→ About this exercise
Here are some records; copy every line that holds the word "background".

*** Opening Available records ***

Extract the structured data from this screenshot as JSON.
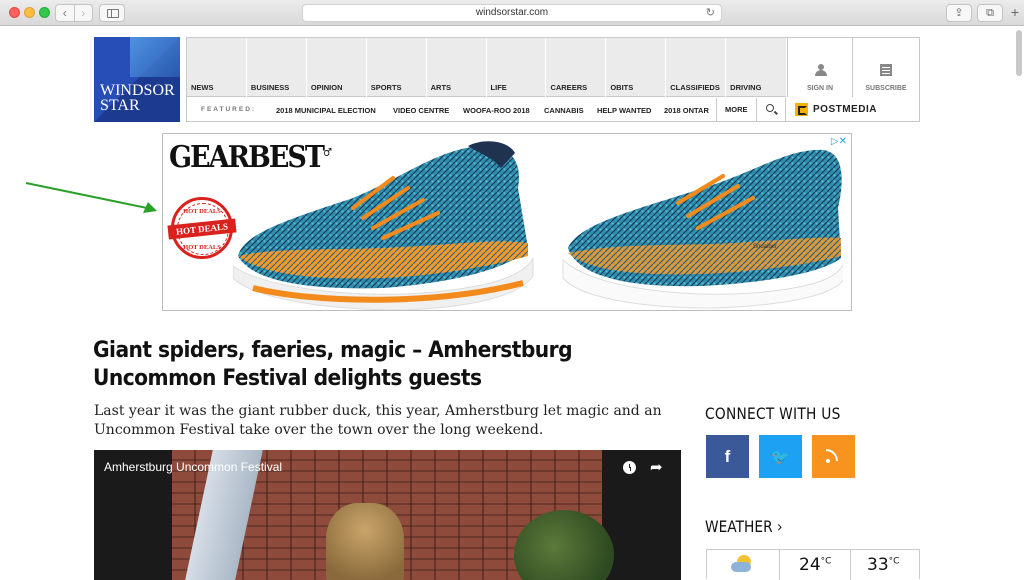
{
  "browser": {
    "url": "windsorstar.com",
    "back_glyph": "‹",
    "forward_glyph": "›",
    "reload_glyph": "↻",
    "share_glyph": "⇪",
    "tabs_glyph": "⧉",
    "newtab_glyph": "+"
  },
  "header": {
    "logo_text_1": "WINDSOR",
    "logo_text_2": "STAR",
    "nav": [
      "NEWS",
      "BUSINESS",
      "OPINION",
      "SPORTS",
      "ARTS",
      "LIFE",
      "CAREERS",
      "OBITS",
      "CLASSIFIEDS",
      "DRIVING"
    ],
    "sign_in": "SIGN IN",
    "subscribe": "SUBSCRIBE",
    "featured_label": "FEATURED:",
    "featured": [
      "2018 MUNICIPAL ELECTION",
      "VIDEO CENTRE",
      "WOOFA-ROO 2018",
      "CANNABIS",
      "HELP WANTED",
      "2018 ONTAR"
    ],
    "more": "MORE",
    "postmedia": "POSTMEDIA"
  },
  "ad": {
    "brand": "GEARBEST",
    "brand_mark": "♂",
    "adchoices": "▷✕",
    "stamp_top": "HOT DEALS",
    "stamp_mid": "HOT DEALS",
    "stamp_bottom": "HOT DEALS",
    "shoe_brand": "Souaiber"
  },
  "article": {
    "headline": "Giant spiders, faeries, magic – Amherstburg Uncommon Festival delights guests",
    "deck": "Last year it was the giant rubber duck, this year, Amherstburg let magic and an Uncommon Festival take over the town over the long weekend.",
    "video_title": "Amherstburg Uncommon Festival",
    "share_glyph": "➦"
  },
  "sidebar": {
    "connect_title": "CONNECT WITH US",
    "facebook": "f",
    "twitter": "🐦",
    "weather_title": "WEATHER ›",
    "temp_high": "24",
    "temp_low": "33",
    "unit": "°C"
  },
  "colors": {
    "logo_blue": "#1c3a8f",
    "facebook": "#3b5998",
    "twitter": "#1da1f2",
    "rss": "#f7931e",
    "annotation_arrow": "#2aa02a"
  }
}
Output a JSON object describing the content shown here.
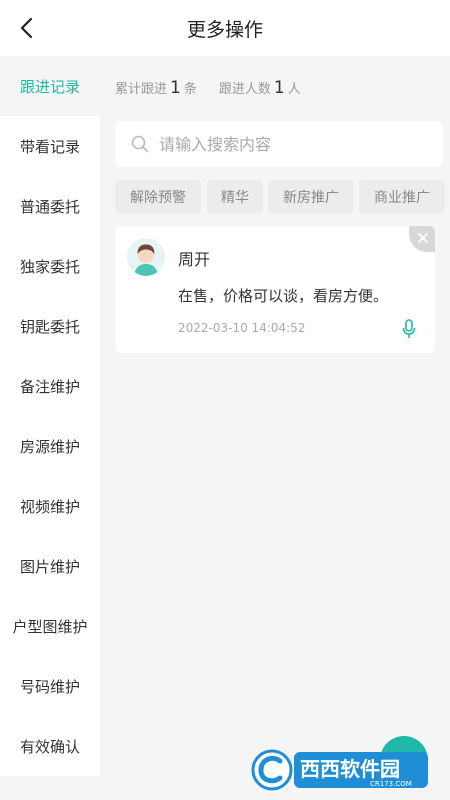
{
  "header": {
    "back_icon": "chevron-left-icon",
    "title": "更多操作"
  },
  "sidebar": {
    "items": [
      {
        "label": "跟进记录",
        "active": true
      },
      {
        "label": "带看记录",
        "active": false
      },
      {
        "label": "普通委托",
        "active": false
      },
      {
        "label": "独家委托",
        "active": false
      },
      {
        "label": "钥匙委托",
        "active": false
      },
      {
        "label": "备注维护",
        "active": false
      },
      {
        "label": "房源维护",
        "active": false
      },
      {
        "label": "视频维护",
        "active": false
      },
      {
        "label": "图片维护",
        "active": false
      },
      {
        "label": "户型图维护",
        "active": false
      },
      {
        "label": "号码维护",
        "active": false
      },
      {
        "label": "有效确认",
        "active": false
      }
    ]
  },
  "stats": {
    "total_label": "累计跟进",
    "total_value": "1",
    "total_unit": "条",
    "people_label": "跟进人数",
    "people_value": "1",
    "people_unit": "人"
  },
  "search": {
    "placeholder": "请输入搜索内容",
    "value": ""
  },
  "filters": [
    "解除预警",
    "精华",
    "新房推广",
    "商业推广"
  ],
  "record": {
    "name": "周开",
    "content": "在售，价格可以谈，看房方便。",
    "time": "2022-03-10 14:04:52"
  },
  "watermark": {
    "text": "西西软件园",
    "sub": "CR173.COM"
  },
  "colors": {
    "accent": "#1fb8a8",
    "background": "#f5f5f5"
  }
}
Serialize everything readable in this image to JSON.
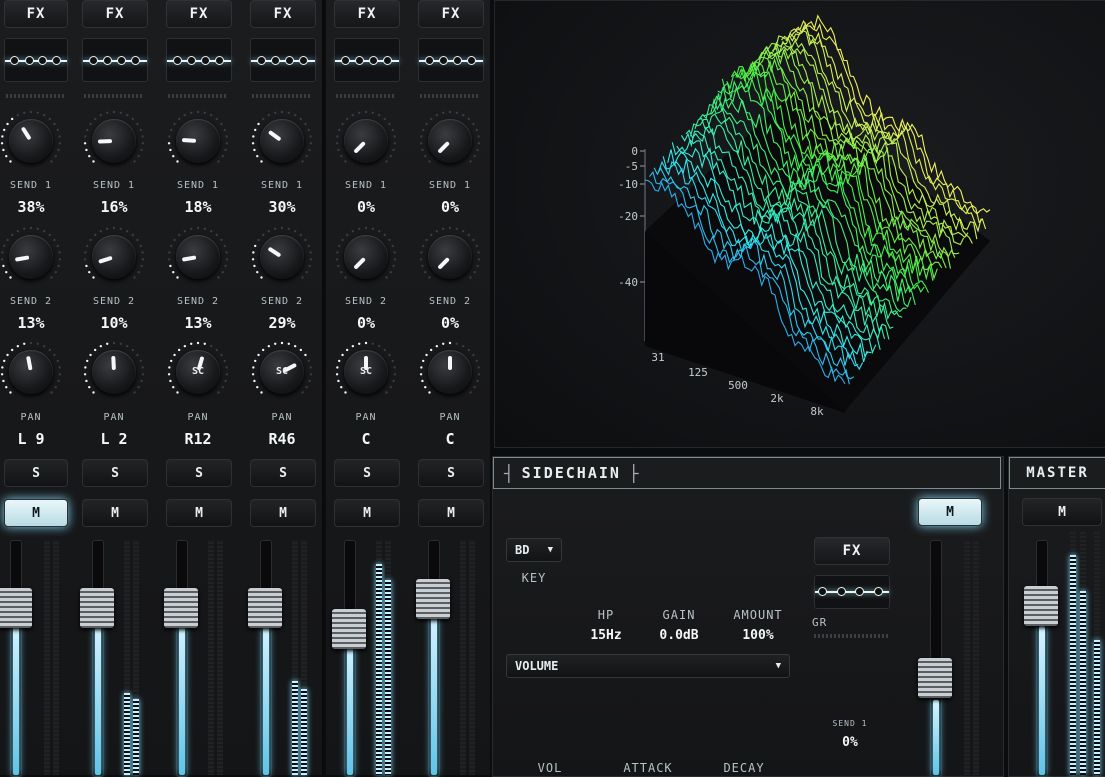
{
  "channels": [
    {
      "fx": "FX",
      "send1_label": "SEND 1",
      "send1": "38%",
      "send2_label": "SEND 2",
      "send2": "13%",
      "pan_label": "PAN",
      "pan": "L 9",
      "solo": "S",
      "mute": "M",
      "mute_active": true,
      "send1_level": 0.38,
      "send2_level": 0.13,
      "pan_level": 0.46,
      "pan_sc": "",
      "fader_level": 0.78,
      "meter_level": 0.0
    },
    {
      "fx": "FX",
      "send1_label": "SEND 1",
      "send1": "16%",
      "send2_label": "SEND 2",
      "send2": "10%",
      "pan_label": "PAN",
      "pan": "L 2",
      "solo": "S",
      "mute": "M",
      "mute_active": false,
      "send1_level": 0.16,
      "send2_level": 0.1,
      "pan_level": 0.49,
      "pan_sc": "",
      "fader_level": 0.78,
      "meter_level": 0.35
    },
    {
      "fx": "FX",
      "send1_label": "SEND 1",
      "send1": "18%",
      "send2_label": "SEND 2",
      "send2": "13%",
      "pan_label": "PAN",
      "pan": "R12",
      "solo": "S",
      "mute": "M",
      "mute_active": false,
      "send1_level": 0.18,
      "send2_level": 0.13,
      "pan_level": 0.56,
      "pan_sc": "SC",
      "fader_level": 0.78,
      "meter_level": 0.0
    },
    {
      "fx": "FX",
      "send1_label": "SEND 1",
      "send1": "30%",
      "send2_label": "SEND 2",
      "send2": "29%",
      "pan_label": "PAN",
      "pan": "R46",
      "solo": "S",
      "mute": "M",
      "mute_active": false,
      "send1_level": 0.3,
      "send2_level": 0.29,
      "pan_level": 0.73,
      "pan_sc": "SC",
      "fader_level": 0.78,
      "meter_level": 0.4
    },
    {
      "fx": "FX",
      "send1_label": "SEND 1",
      "send1": "0%",
      "send2_label": "SEND 2",
      "send2": "0%",
      "pan_label": "PAN",
      "pan": "C",
      "solo": "S",
      "mute": "M",
      "mute_active": false,
      "send1_level": 0.0,
      "send2_level": 0.0,
      "pan_level": 0.5,
      "pan_sc": "SC",
      "fader_level": 0.62,
      "meter_level": 0.9
    },
    {
      "fx": "FX",
      "send1_label": "SEND 1",
      "send1": "0%",
      "send2_label": "SEND 2",
      "send2": "0%",
      "pan_label": "PAN",
      "pan": "C",
      "solo": "S",
      "mute": "M",
      "mute_active": false,
      "send1_level": 0.0,
      "send2_level": 0.0,
      "pan_level": 0.5,
      "pan_sc": "",
      "fader_level": 0.85,
      "meter_level": 0.0
    }
  ],
  "spectrum": {
    "y_ticks": [
      "0",
      "-5",
      "-10",
      "-20",
      "-40"
    ],
    "x_ticks": [
      "31",
      "125",
      "500",
      "2k",
      "8k"
    ]
  },
  "sidechain": {
    "title": "SIDECHAIN",
    "key_value": "BD",
    "key_label": "KEY",
    "hp_label": "HP",
    "hp_value": "15Hz",
    "hp_level": 0.15,
    "gain_label": "GAIN",
    "gain_value": "0.0dB",
    "gain_level": 0.5,
    "amount_label": "AMOUNT",
    "amount_value": "100%",
    "amount_level": 1.0,
    "mode_value": "VOLUME",
    "vol_label": "VOL",
    "attack_label": "ATTACK",
    "decay_label": "DECAY",
    "fx": "FX",
    "gr_label": "GR",
    "send1_label": "SEND 1",
    "send1": "0%",
    "mute": "M",
    "mute_active": true
  },
  "master": {
    "title": "MASTER",
    "mute": "M"
  },
  "colors": {
    "accent": "#7fd4f0",
    "panel": "#1a1b1d",
    "background": "#0b0c0d"
  }
}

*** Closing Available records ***

→ Response area
    "background": "#f5f5f5"
    "background": "#0b0c0d"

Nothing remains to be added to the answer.